“Smart contracts will shape the future of our financial transactions and e-commerce.”
Shi Launches First Lab to Study Smart Contracts
Elaine Shi, an assistant professor of computer science with appointments in UMIACS and the Maryland Cybersecurity Center (MC2), recently launched the world’s first undergraduate laboratory course that combines “smart” contracts—computer programs that can automatically execute the terms of a contract—and cryptocurrency.
The lab, which ran for five weeks during the Fall 2014 semester, was tied into a University of Maryland undergraduate course on computer and network security. It required students to create smart contracts atop a new cryptocurrency called Ethereum, which has a Bitcoin-like decentralized infrastructure with an open platform for development.
The aim of smart contracts is to provide security superior to traditional contract law and to reduce other transaction costs. Someday, these programs may replace lawyers and banks for handling certain common financial transactions.

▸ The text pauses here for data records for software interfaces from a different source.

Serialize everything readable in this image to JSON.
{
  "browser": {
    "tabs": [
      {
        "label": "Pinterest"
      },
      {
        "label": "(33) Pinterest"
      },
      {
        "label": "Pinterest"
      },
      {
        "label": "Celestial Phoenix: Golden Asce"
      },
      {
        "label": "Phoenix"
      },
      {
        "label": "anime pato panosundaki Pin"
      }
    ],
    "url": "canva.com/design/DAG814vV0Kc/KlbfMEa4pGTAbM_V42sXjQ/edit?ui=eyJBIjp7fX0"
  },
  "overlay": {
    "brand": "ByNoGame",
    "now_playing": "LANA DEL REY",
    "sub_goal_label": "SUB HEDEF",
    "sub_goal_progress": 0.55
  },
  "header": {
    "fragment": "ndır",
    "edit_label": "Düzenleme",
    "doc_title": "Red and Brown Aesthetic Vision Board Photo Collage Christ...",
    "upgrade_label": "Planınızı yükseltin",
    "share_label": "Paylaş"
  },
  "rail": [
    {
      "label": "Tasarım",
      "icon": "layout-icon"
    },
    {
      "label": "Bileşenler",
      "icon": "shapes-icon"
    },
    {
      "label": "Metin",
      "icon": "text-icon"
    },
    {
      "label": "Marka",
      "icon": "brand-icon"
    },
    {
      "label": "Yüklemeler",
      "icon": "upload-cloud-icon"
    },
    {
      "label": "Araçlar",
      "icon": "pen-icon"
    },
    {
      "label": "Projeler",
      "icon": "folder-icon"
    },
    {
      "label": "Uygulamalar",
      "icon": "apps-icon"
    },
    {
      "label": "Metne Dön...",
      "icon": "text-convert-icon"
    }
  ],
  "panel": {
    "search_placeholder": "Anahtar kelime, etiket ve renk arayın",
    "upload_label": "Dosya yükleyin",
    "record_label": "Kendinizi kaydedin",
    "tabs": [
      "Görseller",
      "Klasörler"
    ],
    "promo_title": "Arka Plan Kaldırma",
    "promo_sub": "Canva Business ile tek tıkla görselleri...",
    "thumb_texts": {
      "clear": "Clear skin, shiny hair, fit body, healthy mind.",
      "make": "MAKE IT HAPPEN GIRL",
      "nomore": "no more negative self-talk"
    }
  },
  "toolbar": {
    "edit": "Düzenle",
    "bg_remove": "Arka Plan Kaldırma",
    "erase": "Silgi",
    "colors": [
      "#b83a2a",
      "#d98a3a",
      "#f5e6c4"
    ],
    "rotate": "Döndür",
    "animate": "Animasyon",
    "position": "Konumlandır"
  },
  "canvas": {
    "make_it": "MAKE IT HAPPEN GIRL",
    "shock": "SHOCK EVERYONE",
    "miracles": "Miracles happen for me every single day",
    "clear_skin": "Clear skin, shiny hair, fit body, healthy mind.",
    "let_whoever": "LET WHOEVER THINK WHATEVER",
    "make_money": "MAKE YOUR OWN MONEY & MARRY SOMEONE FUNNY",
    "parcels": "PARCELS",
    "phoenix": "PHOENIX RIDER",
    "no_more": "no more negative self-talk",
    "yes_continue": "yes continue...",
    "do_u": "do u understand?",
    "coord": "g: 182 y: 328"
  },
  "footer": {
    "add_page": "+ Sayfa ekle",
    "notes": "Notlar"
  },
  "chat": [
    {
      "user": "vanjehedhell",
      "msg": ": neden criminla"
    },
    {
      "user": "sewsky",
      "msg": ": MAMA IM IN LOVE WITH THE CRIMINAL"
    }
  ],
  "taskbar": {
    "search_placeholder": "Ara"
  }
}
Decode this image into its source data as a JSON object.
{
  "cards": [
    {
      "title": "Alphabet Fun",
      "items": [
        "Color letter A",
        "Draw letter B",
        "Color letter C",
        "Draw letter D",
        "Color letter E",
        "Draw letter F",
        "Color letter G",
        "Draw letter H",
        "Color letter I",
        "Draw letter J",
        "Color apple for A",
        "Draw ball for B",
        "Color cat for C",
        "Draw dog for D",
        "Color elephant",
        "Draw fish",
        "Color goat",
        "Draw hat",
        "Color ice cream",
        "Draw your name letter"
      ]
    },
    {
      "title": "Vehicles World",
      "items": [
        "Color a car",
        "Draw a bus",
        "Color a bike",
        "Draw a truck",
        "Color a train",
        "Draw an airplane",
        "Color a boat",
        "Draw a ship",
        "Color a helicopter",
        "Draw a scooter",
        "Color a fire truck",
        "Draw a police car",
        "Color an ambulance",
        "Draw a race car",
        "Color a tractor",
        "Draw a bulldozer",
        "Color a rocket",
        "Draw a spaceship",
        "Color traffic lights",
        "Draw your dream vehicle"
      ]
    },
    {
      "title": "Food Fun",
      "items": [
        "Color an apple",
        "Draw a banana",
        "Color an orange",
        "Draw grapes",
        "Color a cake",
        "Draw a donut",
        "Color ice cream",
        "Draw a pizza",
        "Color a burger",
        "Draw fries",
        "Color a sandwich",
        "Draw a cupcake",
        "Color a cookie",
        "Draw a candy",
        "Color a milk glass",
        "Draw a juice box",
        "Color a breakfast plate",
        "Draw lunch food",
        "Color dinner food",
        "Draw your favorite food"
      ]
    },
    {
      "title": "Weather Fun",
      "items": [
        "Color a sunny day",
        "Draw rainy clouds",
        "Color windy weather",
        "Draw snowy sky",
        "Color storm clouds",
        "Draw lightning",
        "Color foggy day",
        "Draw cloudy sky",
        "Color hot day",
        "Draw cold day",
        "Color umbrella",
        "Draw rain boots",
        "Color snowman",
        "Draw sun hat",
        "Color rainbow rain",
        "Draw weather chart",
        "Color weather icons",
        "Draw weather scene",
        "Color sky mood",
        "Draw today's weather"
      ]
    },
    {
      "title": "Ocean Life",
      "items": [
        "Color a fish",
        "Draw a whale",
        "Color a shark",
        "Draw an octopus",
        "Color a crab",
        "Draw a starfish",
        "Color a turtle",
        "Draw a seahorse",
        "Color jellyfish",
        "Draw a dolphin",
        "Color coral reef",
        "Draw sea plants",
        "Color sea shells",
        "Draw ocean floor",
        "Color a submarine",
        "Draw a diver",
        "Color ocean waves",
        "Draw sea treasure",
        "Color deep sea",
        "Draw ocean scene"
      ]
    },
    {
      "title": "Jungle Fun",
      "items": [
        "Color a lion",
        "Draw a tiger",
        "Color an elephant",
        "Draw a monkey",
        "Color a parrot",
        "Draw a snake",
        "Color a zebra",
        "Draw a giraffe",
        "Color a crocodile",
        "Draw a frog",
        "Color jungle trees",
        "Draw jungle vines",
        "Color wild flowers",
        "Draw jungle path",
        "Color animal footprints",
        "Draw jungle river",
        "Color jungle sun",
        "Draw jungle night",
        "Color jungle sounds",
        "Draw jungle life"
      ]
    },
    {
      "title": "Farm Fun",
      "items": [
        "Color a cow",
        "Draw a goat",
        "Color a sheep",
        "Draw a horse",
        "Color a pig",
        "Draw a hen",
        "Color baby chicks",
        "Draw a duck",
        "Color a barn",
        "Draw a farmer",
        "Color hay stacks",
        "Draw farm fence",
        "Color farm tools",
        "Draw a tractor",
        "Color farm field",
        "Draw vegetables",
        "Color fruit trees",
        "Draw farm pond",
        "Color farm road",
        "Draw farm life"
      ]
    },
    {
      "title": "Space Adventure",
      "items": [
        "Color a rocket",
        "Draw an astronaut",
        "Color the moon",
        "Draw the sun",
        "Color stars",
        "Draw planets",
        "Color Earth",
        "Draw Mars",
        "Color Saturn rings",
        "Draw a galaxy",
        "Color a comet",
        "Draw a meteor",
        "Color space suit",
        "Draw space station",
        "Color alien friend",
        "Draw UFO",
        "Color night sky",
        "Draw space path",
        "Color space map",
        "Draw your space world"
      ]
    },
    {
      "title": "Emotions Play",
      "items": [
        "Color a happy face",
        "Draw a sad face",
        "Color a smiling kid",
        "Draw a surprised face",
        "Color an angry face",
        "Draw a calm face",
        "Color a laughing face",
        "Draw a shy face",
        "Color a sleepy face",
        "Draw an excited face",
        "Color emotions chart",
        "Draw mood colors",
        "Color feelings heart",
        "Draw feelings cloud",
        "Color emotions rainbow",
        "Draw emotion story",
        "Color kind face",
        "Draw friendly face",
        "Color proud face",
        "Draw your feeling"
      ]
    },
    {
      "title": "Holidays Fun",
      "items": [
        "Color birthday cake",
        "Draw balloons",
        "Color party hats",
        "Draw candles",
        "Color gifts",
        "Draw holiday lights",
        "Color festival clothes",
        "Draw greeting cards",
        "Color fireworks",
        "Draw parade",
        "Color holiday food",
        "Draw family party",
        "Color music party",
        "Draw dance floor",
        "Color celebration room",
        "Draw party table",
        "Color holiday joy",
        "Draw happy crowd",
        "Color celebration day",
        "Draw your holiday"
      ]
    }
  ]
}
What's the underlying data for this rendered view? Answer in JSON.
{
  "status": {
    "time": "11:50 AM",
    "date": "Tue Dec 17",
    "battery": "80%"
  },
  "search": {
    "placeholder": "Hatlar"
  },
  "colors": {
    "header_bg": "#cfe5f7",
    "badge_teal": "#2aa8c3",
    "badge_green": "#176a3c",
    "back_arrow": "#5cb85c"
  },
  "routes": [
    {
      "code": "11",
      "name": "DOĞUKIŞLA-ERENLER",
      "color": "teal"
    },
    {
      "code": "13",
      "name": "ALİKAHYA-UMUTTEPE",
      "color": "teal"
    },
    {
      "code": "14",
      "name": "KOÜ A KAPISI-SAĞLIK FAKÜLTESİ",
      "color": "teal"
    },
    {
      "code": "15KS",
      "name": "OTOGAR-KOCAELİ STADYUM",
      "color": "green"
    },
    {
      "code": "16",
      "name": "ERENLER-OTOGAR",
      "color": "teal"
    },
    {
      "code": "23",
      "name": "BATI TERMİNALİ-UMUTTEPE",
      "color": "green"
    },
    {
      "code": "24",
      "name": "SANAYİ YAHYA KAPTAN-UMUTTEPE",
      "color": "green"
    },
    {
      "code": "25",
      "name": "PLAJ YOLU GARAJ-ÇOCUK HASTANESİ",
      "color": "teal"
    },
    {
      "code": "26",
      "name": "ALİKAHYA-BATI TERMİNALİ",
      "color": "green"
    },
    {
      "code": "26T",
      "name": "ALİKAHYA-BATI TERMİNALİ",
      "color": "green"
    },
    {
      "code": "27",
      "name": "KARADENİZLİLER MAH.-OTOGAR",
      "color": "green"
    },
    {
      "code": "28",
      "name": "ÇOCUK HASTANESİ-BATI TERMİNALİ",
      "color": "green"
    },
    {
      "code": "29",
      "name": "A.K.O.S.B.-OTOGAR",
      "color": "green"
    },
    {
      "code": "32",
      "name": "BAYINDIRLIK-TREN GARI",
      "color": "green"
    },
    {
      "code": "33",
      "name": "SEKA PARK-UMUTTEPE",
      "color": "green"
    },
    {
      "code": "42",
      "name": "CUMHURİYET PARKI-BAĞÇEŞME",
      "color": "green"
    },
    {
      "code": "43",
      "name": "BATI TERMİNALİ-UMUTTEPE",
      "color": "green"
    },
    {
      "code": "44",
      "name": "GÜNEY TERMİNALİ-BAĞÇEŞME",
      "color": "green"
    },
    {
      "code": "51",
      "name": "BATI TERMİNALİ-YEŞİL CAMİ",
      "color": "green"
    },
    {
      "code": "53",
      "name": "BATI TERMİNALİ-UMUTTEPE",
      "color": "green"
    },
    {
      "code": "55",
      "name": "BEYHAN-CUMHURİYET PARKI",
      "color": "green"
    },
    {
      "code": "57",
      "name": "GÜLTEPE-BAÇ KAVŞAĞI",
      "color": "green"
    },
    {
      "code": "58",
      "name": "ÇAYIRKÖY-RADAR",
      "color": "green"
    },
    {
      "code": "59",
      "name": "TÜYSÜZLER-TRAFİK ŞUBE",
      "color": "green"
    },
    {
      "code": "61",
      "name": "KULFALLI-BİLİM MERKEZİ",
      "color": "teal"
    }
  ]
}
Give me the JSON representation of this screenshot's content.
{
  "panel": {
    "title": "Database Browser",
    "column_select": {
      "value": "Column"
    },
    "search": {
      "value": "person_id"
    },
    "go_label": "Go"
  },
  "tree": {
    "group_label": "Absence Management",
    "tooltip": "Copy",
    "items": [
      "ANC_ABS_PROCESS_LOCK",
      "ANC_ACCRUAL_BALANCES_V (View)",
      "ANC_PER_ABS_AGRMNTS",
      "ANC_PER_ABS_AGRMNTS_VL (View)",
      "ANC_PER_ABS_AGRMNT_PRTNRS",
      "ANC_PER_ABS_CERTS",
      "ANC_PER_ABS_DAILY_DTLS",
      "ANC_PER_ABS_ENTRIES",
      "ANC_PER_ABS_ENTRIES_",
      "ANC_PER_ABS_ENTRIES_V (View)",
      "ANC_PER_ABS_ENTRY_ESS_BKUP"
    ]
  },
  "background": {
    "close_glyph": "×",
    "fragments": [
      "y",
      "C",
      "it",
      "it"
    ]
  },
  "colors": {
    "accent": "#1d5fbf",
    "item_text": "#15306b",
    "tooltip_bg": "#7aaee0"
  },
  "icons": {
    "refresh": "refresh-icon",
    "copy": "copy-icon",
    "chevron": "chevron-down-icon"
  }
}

“Smart contracts will shape the future of our financial transactions and e-commerce.” Shi says. “They carry out high-value financial transactions, so their security is particularly important. We learned many lessons from this lab, including it is very tricky to write a safe cryptocurrency contract.”
Students worked in groups of four with one graduate student adviser. Using Ethereum, they created apps such as games, an escrow service, auctions, a parking meter and a stock market trading app.
Shi and Miller will soon be releasing online course materials on smart contract programming, as well as well-structured lab design and instructions with a virtual machine image.
Mitchell Arnett, a junior majoring in computer science, says the lab taught him that smart contracts can automate a lot of aspects of our lives.
“The largest thing I learned from working with Ethereum and smart contracts was that our society runs at a largely inefficient pace, and smart contracts can help eliminate the red tape and just get things done,” he says.
—Story by Melissa Brachfeld
March 9, 2015